## EXERCISE BRIEF
The records below are to be copied exactly, with every picture left out.

Segment Start: INPUT MATERIAL

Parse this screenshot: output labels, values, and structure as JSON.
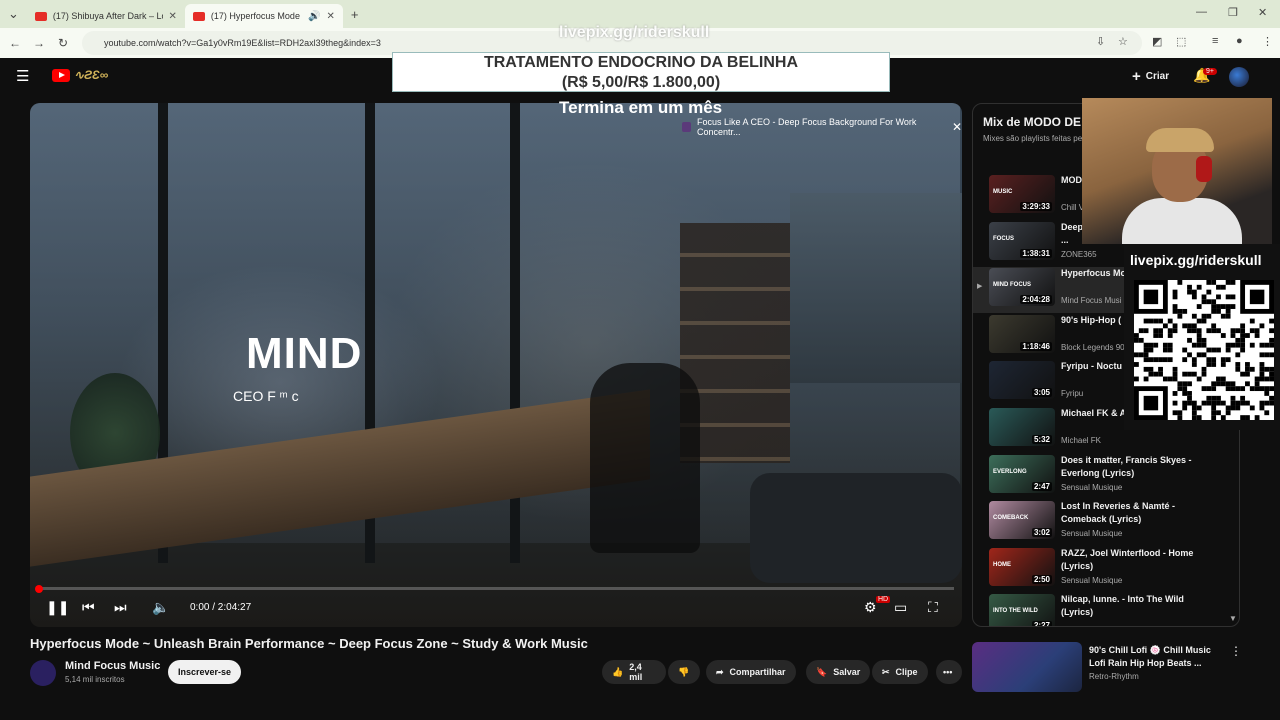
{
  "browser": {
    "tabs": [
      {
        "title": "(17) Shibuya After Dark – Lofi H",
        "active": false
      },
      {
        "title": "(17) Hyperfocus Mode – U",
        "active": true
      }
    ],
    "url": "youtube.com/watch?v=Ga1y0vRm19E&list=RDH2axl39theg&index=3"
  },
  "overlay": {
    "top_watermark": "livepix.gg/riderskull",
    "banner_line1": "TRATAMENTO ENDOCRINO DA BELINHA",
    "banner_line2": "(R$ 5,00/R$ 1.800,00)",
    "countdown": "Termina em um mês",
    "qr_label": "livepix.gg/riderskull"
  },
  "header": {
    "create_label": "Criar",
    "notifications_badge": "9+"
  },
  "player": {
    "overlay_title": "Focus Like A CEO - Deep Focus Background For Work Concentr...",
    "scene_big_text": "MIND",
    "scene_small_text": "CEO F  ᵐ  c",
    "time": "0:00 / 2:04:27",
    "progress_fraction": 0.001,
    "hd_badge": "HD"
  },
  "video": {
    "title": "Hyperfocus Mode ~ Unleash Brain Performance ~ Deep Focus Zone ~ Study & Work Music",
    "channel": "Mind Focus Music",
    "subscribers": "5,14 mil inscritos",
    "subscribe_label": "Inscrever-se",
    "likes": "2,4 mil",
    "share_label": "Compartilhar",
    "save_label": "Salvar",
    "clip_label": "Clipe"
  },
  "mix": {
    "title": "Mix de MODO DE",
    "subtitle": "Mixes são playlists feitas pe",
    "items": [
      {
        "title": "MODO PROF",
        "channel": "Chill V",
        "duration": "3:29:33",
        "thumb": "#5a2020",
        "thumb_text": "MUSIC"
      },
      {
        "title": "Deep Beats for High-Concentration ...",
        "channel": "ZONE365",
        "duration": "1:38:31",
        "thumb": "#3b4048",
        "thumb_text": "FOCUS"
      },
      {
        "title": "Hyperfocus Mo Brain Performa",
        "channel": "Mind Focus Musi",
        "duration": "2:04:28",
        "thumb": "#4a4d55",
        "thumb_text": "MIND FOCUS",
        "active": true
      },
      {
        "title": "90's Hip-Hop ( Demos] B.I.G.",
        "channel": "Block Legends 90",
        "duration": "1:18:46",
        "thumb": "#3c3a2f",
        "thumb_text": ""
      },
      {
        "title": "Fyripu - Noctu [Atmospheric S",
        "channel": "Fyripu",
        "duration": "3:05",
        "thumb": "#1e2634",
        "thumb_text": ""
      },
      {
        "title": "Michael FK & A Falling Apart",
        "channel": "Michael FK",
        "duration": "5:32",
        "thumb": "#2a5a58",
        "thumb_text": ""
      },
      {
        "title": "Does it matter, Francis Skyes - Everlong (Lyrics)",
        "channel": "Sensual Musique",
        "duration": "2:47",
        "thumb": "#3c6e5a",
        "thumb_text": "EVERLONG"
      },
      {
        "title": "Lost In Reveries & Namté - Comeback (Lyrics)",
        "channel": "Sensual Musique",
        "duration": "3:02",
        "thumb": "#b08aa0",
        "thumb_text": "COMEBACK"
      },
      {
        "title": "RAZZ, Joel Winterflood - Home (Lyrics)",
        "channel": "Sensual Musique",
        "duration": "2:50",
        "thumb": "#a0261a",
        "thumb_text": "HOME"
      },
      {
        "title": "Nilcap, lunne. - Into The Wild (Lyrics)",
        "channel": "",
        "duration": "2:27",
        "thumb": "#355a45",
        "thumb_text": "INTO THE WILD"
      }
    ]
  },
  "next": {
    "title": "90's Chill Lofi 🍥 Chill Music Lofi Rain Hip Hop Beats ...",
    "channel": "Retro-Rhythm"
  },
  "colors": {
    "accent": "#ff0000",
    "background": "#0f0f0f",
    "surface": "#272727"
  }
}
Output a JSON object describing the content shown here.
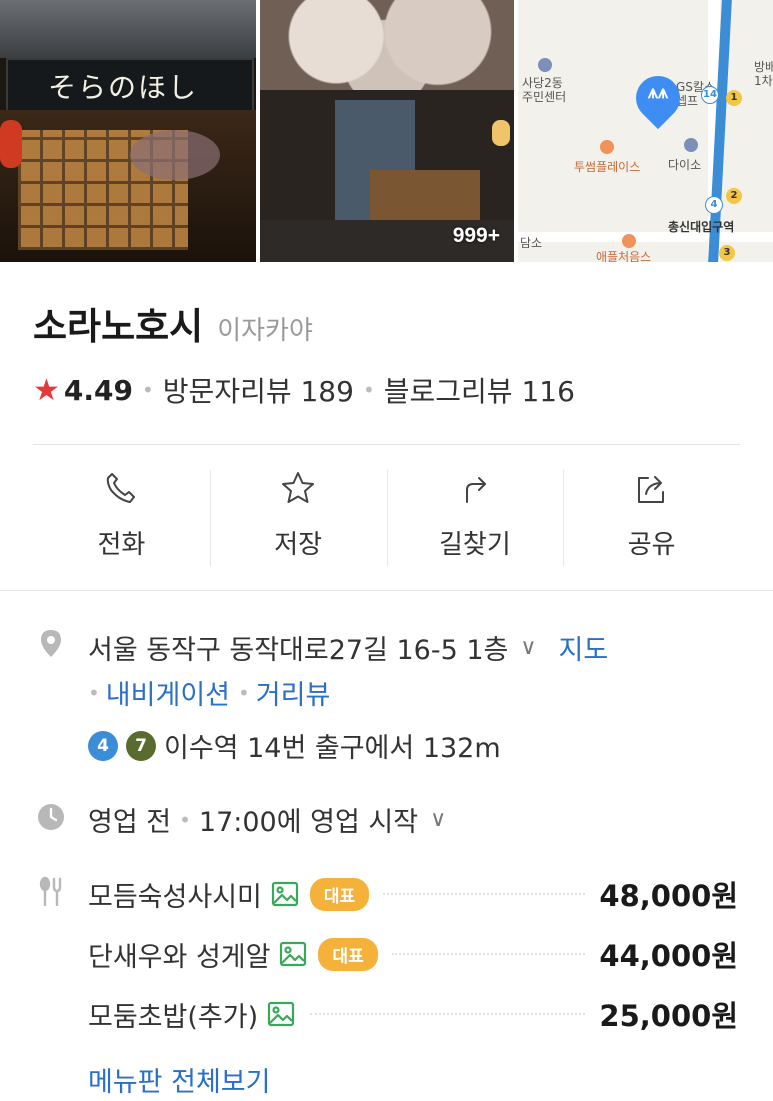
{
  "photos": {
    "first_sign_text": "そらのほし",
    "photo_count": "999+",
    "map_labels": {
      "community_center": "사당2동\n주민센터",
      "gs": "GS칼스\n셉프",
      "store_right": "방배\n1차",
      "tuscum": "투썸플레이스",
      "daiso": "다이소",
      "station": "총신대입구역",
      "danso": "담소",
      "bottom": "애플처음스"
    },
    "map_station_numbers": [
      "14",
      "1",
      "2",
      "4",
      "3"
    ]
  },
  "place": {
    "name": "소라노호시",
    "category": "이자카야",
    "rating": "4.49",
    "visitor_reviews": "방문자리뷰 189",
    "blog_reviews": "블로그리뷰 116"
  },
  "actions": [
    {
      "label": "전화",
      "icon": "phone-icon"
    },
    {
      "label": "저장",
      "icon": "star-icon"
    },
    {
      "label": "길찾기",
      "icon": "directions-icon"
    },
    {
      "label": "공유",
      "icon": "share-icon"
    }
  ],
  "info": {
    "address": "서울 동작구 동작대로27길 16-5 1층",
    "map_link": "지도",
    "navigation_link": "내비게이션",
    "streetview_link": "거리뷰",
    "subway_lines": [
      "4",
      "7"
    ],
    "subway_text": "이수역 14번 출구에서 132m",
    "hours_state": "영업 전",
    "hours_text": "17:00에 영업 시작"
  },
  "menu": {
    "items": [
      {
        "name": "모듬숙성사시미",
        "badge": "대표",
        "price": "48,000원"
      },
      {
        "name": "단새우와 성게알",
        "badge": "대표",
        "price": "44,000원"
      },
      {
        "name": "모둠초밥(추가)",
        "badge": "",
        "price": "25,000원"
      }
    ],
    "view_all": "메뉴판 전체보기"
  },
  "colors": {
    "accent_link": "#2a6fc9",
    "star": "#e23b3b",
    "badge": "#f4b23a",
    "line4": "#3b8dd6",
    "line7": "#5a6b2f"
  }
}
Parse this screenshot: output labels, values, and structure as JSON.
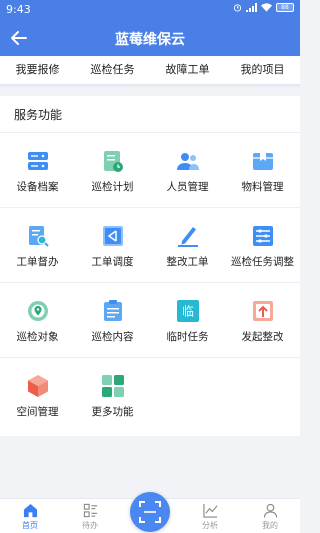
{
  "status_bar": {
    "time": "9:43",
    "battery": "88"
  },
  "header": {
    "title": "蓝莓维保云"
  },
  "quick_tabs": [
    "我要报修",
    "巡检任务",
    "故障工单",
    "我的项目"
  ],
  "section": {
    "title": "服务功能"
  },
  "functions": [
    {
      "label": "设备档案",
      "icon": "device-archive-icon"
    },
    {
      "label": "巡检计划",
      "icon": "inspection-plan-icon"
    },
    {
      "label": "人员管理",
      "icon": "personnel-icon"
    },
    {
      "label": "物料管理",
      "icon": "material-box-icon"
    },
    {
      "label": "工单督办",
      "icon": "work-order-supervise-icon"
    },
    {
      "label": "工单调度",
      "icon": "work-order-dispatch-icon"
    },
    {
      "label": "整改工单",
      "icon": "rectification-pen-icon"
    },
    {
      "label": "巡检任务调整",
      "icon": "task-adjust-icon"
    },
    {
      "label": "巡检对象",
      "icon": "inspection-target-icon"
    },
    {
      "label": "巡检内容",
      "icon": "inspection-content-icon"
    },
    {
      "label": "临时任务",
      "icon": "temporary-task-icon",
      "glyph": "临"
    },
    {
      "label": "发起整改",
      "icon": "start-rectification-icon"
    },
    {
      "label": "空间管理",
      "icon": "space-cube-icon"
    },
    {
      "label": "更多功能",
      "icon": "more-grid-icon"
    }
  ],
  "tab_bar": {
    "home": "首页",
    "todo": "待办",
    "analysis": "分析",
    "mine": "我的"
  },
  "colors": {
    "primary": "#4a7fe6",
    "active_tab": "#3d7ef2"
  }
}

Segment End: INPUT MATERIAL

## EXERCISE RESULT
Parse this screenshot: output labels, values, and structure as JSON.
{
  "browser": {
    "tabs": [
      {
        "title": "(17) Shibuya After Dark – Lofi H",
        "active": false
      },
      {
        "title": "(17) Hyperfocus Mode – U",
        "active": true
      }
    ],
    "url": "youtube.com/watch?v=Ga1y0vRm19E&list=RDH2axl39theg&index=3"
  },
  "overlay": {
    "top_watermark": "livepix.gg/riderskull",
    "banner_line1": "TRATAMENTO ENDOCRINO DA BELINHA",
    "banner_line2": "(R$ 5,00/R$ 1.800,00)",
    "countdown": "Termina em um mês",
    "qr_label": "livepix.gg/riderskull"
  },
  "header": {
    "create_label": "Criar",
    "notifications_badge": "9+"
  },
  "player": {
    "overlay_title": "Focus Like A CEO - Deep Focus Background For Work Concentr...",
    "scene_big_text": "MIND",
    "scene_small_text": "CEO F  ᵐ  c",
    "time": "0:00 / 2:04:27",
    "progress_fraction": 0.001,
    "hd_badge": "HD"
  },
  "video": {
    "title": "Hyperfocus Mode ~ Unleash Brain Performance ~ Deep Focus Zone ~ Study & Work Music",
    "channel": "Mind Focus Music",
    "subscribers": "5,14 mil inscritos",
    "subscribe_label": "Inscrever-se",
    "likes": "2,4 mil",
    "share_label": "Compartilhar",
    "save_label": "Salvar",
    "clip_label": "Clipe"
  },
  "mix": {
    "title": "Mix de MODO DE",
    "subtitle": "Mixes são playlists feitas pe",
    "items": [
      {
        "title": "MODO PROF",
        "channel": "Chill V",
        "duration": "3:29:33",
        "thumb": "#5a2020",
        "thumb_text": "MUSIC"
      },
      {
        "title": "Deep Beats for High-Concentration ...",
        "channel": "ZONE365",
        "duration": "1:38:31",
        "thumb": "#3b4048",
        "thumb_text": "FOCUS"
      },
      {
        "title": "Hyperfocus Mo Brain Performa",
        "channel": "Mind Focus Musi",
        "duration": "2:04:28",
        "thumb": "#4a4d55",
        "thumb_text": "MIND FOCUS",
        "active": true
      },
      {
        "title": "90's Hip-Hop ( Demos] B.I.G.",
        "channel": "Block Legends 90",
        "duration": "1:18:46",
        "thumb": "#3c3a2f",
        "thumb_text": ""
      },
      {
        "title": "Fyripu - Noctu [Atmospheric S",
        "channel": "Fyripu",
        "duration": "3:05",
        "thumb": "#1e2634",
        "thumb_text": ""
      },
      {
        "title": "Michael FK & A Falling Apart",
        "channel": "Michael FK",
        "duration": "5:32",
        "thumb": "#2a5a58",
        "thumb_text": ""
      },
      {
        "title": "Does it matter, Francis Skyes - Everlong (Lyrics)",
        "channel": "Sensual Musique",
        "duration": "2:47",
        "thumb": "#3c6e5a",
        "thumb_text": "EVERLONG"
      },
      {
        "title": "Lost In Reveries & Namté - Comeback (Lyrics)",
        "channel": "Sensual Musique",
        "duration": "3:02",
        "thumb": "#b08aa0",
        "thumb_text": "COMEBACK"
      },
      {
        "title": "RAZZ, Joel Winterflood - Home (Lyrics)",
        "channel": "Sensual Musique",
        "duration": "2:50",
        "thumb": "#a0261a",
        "thumb_text": "HOME"
      },
      {
        "title": "Nilcap, lunne. - Into The Wild (Lyrics)",
        "channel": "",
        "duration": "2:27",
        "thumb": "#355a45",
        "thumb_text": "INTO THE WILD"
      }
    ]
  },
  "next": {
    "title": "90's Chill Lofi 🍥 Chill Music Lofi Rain Hip Hop Beats ...",
    "channel": "Retro-Rhythm"
  },
  "colors": {
    "accent": "#ff0000",
    "background": "#0f0f0f",
    "surface": "#272727"
  }
}
Output a JSON object describing the content shown here.
{
  "photos": {
    "first_sign_text": "そらのほし",
    "photo_count": "999+",
    "map_labels": {
      "community_center": "사당2동\n주민센터",
      "gs": "GS칼스\n셉프",
      "store_right": "방배\n1차",
      "tuscum": "투썸플레이스",
      "daiso": "다이소",
      "station": "총신대입구역",
      "danso": "담소",
      "bottom": "애플처음스"
    },
    "map_station_numbers": [
      "14",
      "1",
      "2",
      "4",
      "3"
    ]
  },
  "place": {
    "name": "소라노호시",
    "category": "이자카야",
    "rating": "4.49",
    "visitor_reviews": "방문자리뷰 189",
    "blog_reviews": "블로그리뷰 116"
  },
  "actions": [
    {
      "label": "전화",
      "icon": "phone-icon"
    },
    {
      "label": "저장",
      "icon": "star-icon"
    },
    {
      "label": "길찾기",
      "icon": "directions-icon"
    },
    {
      "label": "공유",
      "icon": "share-icon"
    }
  ],
  "info": {
    "address": "서울 동작구 동작대로27길 16-5 1층",
    "map_link": "지도",
    "navigation_link": "내비게이션",
    "streetview_link": "거리뷰",
    "subway_lines": [
      "4",
      "7"
    ],
    "subway_text": "이수역 14번 출구에서 132m",
    "hours_state": "영업 전",
    "hours_text": "17:00에 영업 시작"
  },
  "menu": {
    "items": [
      {
        "name": "모듬숙성사시미",
        "badge": "대표",
        "price": "48,000원"
      },
      {
        "name": "단새우와 성게알",
        "badge": "대표",
        "price": "44,000원"
      },
      {
        "name": "모둠초밥(추가)",
        "badge": "",
        "price": "25,000원"
      }
    ],
    "view_all": "메뉴판 전체보기"
  },
  "colors": {
    "accent_link": "#2a6fc9",
    "star": "#e23b3b",
    "badge": "#f4b23a",
    "line4": "#3b8dd6",
    "line7": "#5a6b2f"
  }
}
Parse this screenshot: output labels, values, and structure as JSON.
{
  "status_bar": {
    "time": "9:43",
    "battery": "88"
  },
  "header": {
    "title": "蓝莓维保云"
  },
  "quick_tabs": [
    "我要报修",
    "巡检任务",
    "故障工单",
    "我的项目"
  ],
  "section": {
    "title": "服务功能"
  },
  "functions": [
    {
      "label": "设备档案",
      "icon": "device-archive-icon"
    },
    {
      "label": "巡检计划",
      "icon": "inspection-plan-icon"
    },
    {
      "label": "人员管理",
      "icon": "personnel-icon"
    },
    {
      "label": "物料管理",
      "icon": "material-box-icon"
    },
    {
      "label": "工单督办",
      "icon": "work-order-supervise-icon"
    },
    {
      "label": "工单调度",
      "icon": "work-order-dispatch-icon"
    },
    {
      "label": "整改工单",
      "icon": "rectification-pen-icon"
    },
    {
      "label": "巡检任务调整",
      "icon": "task-adjust-icon"
    },
    {
      "label": "巡检对象",
      "icon": "inspection-target-icon"
    },
    {
      "label": "巡检内容",
      "icon": "inspection-content-icon"
    },
    {
      "label": "临时任务",
      "icon": "temporary-task-icon",
      "glyph": "临"
    },
    {
      "label": "发起整改",
      "icon": "start-rectification-icon"
    },
    {
      "label": "空间管理",
      "icon": "space-cube-icon"
    },
    {
      "label": "更多功能",
      "icon": "more-grid-icon"
    }
  ],
  "tab_bar": {
    "home": "首页",
    "todo": "待办",
    "analysis": "分析",
    "mine": "我的"
  },
  "colors": {
    "primary": "#4a7fe6",
    "active_tab": "#3d7ef2"
  }
}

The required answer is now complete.